A table view displays the contents of its data source passively, using the informal protocol NSTableDataSource. Typically, the data are in something like an NSMutableArray, declared as an instance variable of the data source object. The data source of the NSTableView is an outlet of NSTableView, similar to a delegate object.

In sorting the data source array, which typically is a container for other objects, you need to compare those objects. The venerable NSC**‘omparisonResult is how you compare objects with each other in a general way, by returning it from a method that compares two objects in the array. To learn about the basic nature of object comparison, consult the documentation for NSObject and in partcular, the equals method.

A simple example of sorting a table using this technique is found at SortingExampleUsingNSComparisonResult

Further information on sorting an NSArray using sort descriptors can be found at

note that using setting sort descriptors in the nib file may break 10.2 compatibility

The actual details of sorting your data are wrapped up in the details of the array or dictionary that you use with your model data.

With CocoaBindings and such objects as NSArray controller, you have powerful new ways of implementing this functionality (see below).

Among the more “manual” methods that you have to sort an array or dictionary that contains your table data is sortedArrayUsingSelector: or sortedArrayUsingFunction:context: and simply compare each object.

For further help on NSArray methods, see the numerous array-related topics to be found at this site.

One thing that users expect and enjoy is the ability to sort their tables by clicking on a column header cell.
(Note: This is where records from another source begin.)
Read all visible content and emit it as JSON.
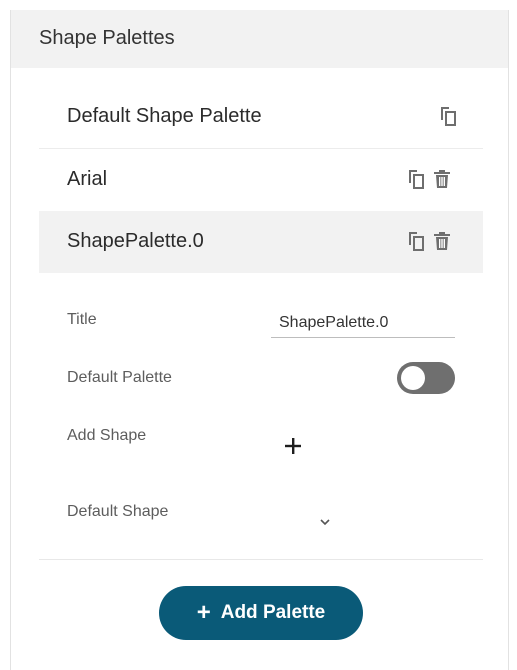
{
  "panel": {
    "title": "Shape Palettes"
  },
  "palettes": [
    {
      "label": "Default Shape Palette"
    },
    {
      "label": "Arial"
    },
    {
      "label": "ShapePalette.0"
    }
  ],
  "editor": {
    "title_label": "Title",
    "title_value": "ShapePalette.0",
    "default_palette_label": "Default Palette",
    "default_palette_on": false,
    "add_shape_label": "Add Shape",
    "default_shape_label": "Default Shape"
  },
  "add_palette": {
    "plus": "+",
    "label": "Add Palette"
  },
  "icons": {
    "copy": "copy-icon",
    "delete": "trash-icon",
    "add": "plus-icon",
    "dropdown": "chevron-down-icon"
  },
  "colors": {
    "accent": "#0a5a78",
    "toggle_off": "#6f6f6f",
    "header_bg": "#f2f2f2",
    "icon": "#6e6e6e"
  }
}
A simple example of how to do this is found at SortingTableViewByClickingColumnHeaderExample

Since Jaguar, the icons that indicate ascending or descending sort order are now available as named images:

You can get these images with [NSImage imageNamed:] using the identifiers

@NSA**‘scendingSortIndicator (^)


@NSD**‘escendingSortIndicator (v).

(contributed by) /Armin

further related discussion about how to avoid using private methods (that might be removed) for sort arrows, see this link:

With the introduction of CocoaBindings, a powerful technology for handling this responsibility is incorporated in NSArrayController

one article about this is found at